Mental health is a topic that’s still taboo around the world but especially in India. There’s a terrible stigma that means people are scared to reach out for help. The rates of suicide and depression are some of the highest in the world. At Mpower, we campaign to stamp out the stigma around mental illness in India, and to provide amazing care for people living with mental health issues who have been ignored or discriminated against. We want people to know that it is OK to not be OK sometimes. And for them to feel that there is help available should they need it. It should be the same as dealing with a physical illness and patients should be treated without discrimination. There is always new evidence coming out about the relationship between music and mental health, and how it can be a really positive force when someone is struggling. I’d always wanted to find a way to link my mental health work to music, and over the past year we have put on two amazing concerts in Mumbai. They’ve brought tens of thousands of people together to raise awareness for the cause. It’s been an incredible project that I’m really proud of. Eventually I want to take MPower international. I’ve already started doing talks at events like One Young World. But at this stage, my main focus is on issues at home. That’s where we are already making a big impact.
I think if you have a public platform, you have to use it to make a positive difference. I wanted to use mine to provide people with the same access to help that I was so lucky to have during my own struggles.
What would you want a global audience (i.e. from the U.K. or the United States) to take from your music?

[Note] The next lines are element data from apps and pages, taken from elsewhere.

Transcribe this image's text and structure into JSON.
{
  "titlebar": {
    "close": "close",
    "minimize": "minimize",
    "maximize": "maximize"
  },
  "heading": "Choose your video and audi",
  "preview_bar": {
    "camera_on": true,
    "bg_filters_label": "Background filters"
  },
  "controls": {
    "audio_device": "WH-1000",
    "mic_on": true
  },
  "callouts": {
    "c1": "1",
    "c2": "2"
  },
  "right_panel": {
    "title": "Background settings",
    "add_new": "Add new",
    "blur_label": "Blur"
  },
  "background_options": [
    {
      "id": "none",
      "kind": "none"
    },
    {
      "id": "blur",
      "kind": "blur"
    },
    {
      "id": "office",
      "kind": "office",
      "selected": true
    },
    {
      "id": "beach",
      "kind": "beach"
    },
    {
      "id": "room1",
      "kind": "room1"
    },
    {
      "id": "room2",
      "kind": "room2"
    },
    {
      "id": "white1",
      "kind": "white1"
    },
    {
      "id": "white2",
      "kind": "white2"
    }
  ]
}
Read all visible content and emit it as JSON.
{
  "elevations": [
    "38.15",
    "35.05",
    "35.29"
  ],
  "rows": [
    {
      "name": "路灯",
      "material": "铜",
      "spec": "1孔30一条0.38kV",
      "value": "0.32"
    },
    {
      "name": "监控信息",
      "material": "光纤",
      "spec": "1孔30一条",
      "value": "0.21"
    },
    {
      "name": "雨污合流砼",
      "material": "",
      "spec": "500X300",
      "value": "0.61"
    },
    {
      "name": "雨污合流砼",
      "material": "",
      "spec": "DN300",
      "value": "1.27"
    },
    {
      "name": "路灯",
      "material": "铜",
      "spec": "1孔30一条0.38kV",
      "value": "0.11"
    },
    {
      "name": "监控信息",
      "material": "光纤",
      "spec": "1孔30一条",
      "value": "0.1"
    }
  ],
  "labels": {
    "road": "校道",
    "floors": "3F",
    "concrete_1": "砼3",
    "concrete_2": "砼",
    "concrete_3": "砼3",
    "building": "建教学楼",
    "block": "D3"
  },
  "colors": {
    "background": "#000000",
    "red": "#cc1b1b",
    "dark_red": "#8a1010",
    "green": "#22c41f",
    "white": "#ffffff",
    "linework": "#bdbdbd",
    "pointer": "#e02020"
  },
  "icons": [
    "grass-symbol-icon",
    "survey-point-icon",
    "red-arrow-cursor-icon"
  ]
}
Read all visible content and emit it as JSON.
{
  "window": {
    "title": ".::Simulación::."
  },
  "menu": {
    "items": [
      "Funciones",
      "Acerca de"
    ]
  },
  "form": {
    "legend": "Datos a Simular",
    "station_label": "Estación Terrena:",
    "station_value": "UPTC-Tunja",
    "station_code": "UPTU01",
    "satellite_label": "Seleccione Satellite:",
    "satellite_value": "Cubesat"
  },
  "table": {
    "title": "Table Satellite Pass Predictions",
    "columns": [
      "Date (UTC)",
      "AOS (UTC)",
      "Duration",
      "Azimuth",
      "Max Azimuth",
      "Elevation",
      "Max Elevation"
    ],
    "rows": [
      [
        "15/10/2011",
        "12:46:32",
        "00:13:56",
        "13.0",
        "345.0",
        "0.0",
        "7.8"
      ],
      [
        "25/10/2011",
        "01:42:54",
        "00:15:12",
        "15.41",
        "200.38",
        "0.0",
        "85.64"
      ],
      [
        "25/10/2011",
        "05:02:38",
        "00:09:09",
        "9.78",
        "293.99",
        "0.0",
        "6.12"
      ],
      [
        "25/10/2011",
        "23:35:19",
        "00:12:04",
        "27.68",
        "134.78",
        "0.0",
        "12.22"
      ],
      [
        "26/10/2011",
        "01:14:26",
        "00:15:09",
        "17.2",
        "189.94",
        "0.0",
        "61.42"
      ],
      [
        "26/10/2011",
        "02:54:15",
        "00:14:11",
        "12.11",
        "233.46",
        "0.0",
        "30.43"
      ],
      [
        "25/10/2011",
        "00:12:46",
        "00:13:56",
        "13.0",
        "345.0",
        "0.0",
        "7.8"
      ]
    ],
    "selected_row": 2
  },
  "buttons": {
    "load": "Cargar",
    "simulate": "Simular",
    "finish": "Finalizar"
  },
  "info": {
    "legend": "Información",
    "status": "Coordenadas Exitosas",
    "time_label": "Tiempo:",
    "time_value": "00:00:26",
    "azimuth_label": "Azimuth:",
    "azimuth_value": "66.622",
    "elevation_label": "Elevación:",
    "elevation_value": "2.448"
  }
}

I am totally in awe of music’s ability to connect people, regardless of nationality, gender, sexuality or background.. My songs are all drawn from my own personal experience and while the topics are universal - love, heartbreak, isolation, friendship – the feelings in the tracks are all genuine. I have realised that audiences appreciate music that comes from the heart. We all feel the same emotions, just in slightly different ways and degrees. Nothing makes me happier than when someone gets in touch and tells me one of songs made them smile or feel connected - like they weren't alone going through whatever they might be experiencing. When I moved into music, it wasn’t really what was expected of me and there was a pressure, that I think a lot of people feel, to get a ‘proper job’. But I was true to my vision, and overcoming the fear, doubt and disapproval felt amazing. I really want to use my music to encourage people to pursue their passions. I believe that if you have a dream, own it, work hard and go for it. Even if you can’t pursue your passion as a career, then try to enjoy it as a personal project. What’s important is that you don’t disregard the things that spark a fire in your soul.
What’s next for you?
Island Records in the UK are now supporting my upcoming EP alongside Universal. It means amazing opportunities to access a way bigger audience and work with brilliant artists from everywhere really. It took me a while to realize that life isn’t all about racing to a finish line - something which I’ve often struggled to do - it’s about enjoying every step of the journey. The EP’s kind of about taking a step back from the relentlessness of the world and making sure you make the most of love – the uniquely beautiful bits and the challenges too. Each song explores love from a different perspective and looks at the diversity of emotions that we experience. I'm definitely still evolving as a musician and will continue to play with different styles and collaborate with people around the world. My definition of success though is constantly changing. Ultimately, I just want to continue to do the things I love and hopefully make a positive difference at the same time.